Considering palm oil as non-drying oil owing to its low iodine value, an attempt was taken to increase the unsaturation in the fatty acid chains of palm oil for the preparation of alkyds. To increase the unsaturation in the palm oil, sulphuric acid (SA) and para-toluene sulphonic acid (PTSA) was used prior to alcoholysis for the dehydration process. The iodine number of the oil samples was checked for the unsaturation measurement by Wijs method. Alkyd resin was prepared using the dehydrated palm oil by following alcoholysis and esterification reaction. To improve the film properties 0.5wt.% multi-wall carbon nano tubes (MWCNTs) were used to manufacture polymeric film.

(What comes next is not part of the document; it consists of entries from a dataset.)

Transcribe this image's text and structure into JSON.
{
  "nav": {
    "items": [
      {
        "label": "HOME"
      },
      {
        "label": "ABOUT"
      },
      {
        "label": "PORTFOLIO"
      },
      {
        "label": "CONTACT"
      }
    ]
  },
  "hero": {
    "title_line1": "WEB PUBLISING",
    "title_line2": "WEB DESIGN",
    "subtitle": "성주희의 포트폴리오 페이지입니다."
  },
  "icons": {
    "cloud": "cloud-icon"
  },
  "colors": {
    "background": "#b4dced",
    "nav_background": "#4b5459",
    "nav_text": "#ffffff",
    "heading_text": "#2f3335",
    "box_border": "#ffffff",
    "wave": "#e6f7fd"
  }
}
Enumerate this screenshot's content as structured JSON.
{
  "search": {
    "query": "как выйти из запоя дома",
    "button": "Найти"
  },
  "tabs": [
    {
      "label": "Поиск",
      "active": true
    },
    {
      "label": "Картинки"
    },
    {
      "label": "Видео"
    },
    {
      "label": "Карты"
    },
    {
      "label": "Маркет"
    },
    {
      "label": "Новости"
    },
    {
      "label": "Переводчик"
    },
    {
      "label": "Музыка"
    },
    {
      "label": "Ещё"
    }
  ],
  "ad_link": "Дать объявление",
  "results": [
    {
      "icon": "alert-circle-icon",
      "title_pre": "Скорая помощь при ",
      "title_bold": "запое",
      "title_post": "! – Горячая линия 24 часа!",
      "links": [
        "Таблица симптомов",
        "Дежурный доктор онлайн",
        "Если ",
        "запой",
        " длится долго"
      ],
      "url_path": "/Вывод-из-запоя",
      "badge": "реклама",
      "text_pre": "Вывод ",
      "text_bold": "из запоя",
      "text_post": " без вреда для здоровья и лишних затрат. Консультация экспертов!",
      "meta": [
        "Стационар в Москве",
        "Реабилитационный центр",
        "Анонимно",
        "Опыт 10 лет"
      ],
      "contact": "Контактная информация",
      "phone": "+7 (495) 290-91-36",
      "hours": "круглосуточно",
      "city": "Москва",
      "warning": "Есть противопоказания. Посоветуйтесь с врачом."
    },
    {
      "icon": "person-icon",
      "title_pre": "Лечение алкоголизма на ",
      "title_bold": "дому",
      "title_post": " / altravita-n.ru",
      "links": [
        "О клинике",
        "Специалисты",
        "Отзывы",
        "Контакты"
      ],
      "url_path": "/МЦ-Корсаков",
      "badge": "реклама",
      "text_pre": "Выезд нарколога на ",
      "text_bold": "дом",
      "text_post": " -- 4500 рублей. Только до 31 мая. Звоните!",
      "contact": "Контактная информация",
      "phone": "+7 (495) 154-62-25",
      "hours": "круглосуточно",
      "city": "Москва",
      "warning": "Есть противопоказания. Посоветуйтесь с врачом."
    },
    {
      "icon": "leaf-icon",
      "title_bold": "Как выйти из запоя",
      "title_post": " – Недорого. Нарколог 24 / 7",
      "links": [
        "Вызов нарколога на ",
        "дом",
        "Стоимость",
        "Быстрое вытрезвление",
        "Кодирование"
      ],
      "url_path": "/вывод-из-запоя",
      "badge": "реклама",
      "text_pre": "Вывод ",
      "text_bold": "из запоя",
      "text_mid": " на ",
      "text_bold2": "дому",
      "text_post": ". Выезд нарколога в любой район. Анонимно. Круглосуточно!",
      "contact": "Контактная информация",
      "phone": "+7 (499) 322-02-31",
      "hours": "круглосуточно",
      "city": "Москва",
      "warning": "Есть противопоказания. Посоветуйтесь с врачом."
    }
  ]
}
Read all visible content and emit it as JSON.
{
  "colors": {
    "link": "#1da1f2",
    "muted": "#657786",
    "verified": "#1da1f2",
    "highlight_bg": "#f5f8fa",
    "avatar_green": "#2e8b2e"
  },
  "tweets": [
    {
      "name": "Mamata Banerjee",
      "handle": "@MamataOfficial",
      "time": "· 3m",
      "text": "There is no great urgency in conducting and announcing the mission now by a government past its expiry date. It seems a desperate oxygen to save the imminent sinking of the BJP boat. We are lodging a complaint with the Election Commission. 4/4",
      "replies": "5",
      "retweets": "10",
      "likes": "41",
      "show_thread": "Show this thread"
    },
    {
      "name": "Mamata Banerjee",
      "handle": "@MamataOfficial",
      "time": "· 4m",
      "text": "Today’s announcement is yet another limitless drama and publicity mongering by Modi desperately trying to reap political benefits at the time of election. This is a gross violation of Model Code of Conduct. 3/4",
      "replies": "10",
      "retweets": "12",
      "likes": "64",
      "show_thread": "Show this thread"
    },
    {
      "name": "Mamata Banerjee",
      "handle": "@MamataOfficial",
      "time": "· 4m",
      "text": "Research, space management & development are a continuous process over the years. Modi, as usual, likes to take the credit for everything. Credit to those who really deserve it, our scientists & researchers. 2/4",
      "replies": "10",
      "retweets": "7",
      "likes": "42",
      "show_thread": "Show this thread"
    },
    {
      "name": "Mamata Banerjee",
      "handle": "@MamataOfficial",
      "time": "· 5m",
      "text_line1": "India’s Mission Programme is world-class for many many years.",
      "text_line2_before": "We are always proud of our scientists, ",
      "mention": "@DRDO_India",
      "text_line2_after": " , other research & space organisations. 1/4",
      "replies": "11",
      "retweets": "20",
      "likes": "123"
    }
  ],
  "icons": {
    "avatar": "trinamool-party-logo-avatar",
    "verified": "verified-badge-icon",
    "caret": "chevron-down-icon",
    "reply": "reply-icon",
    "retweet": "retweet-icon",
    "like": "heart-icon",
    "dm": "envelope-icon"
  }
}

The properties of the resins were characterized by various physico-chemical properties such as density, viscosity, iodine value, saponification value, etc. Structural elucidation was confirmed by Fourier transform of infrared spectroscopy and proton nuclear magnetic resonance; surfaces of the films were examined by field-emission scanning electron microscope. In addition, pencil hardness and chemical resistivity was also measured by using standard methods. The effect of enhancement of the unsaturation in the fatty acid chain found significant and motivational. The resin prepared with dehydrated palm oil showed improved properties regarding hardness and chemical resistivity testing. The incorporation of MWCNTs enhanced the thermal stability and hardness of the films as well.
In this study, we integrated ASTER thermal data with an area-based spatial insolation model to identify and delineate geothermally active areas in Yellowstone National Park (YNP). Two pairs of L1B ASTER day- and nighttime scenes were used to calculate land surface temperature. We employed the Emissivity Normalization Algorithm which separates temperature from emissivity to calculate surface temperature. We calculated the incoming solar radiation for the area covered by each of the four ASTER scenes using an insolation model and used this information to compute temperature due to solar radiation. We then identified the statistical thermal anomalies using land surface temperature and the residuals calculated from modeled temperatures and ASTER-derived surface temperatures. Areas that had temperatures or temperature residuals greater than 2σ and between 1σ and 2σ were considered ASTER-modeled thermal anomalies. The areas identified as thermal anomalies were in strong agreement with the thermal areas obtained from the YNP GIS database. Also the YNP hot springs and geysers were located within areas identified as anomalous thermal areas. The consistency between our results and known geothermally active areas indicate that thermal remote sensing data, integrated with a spatial-based insolation model, provides an effective means for identifying and locating areas of geothermal activities over large areas and rough terrain.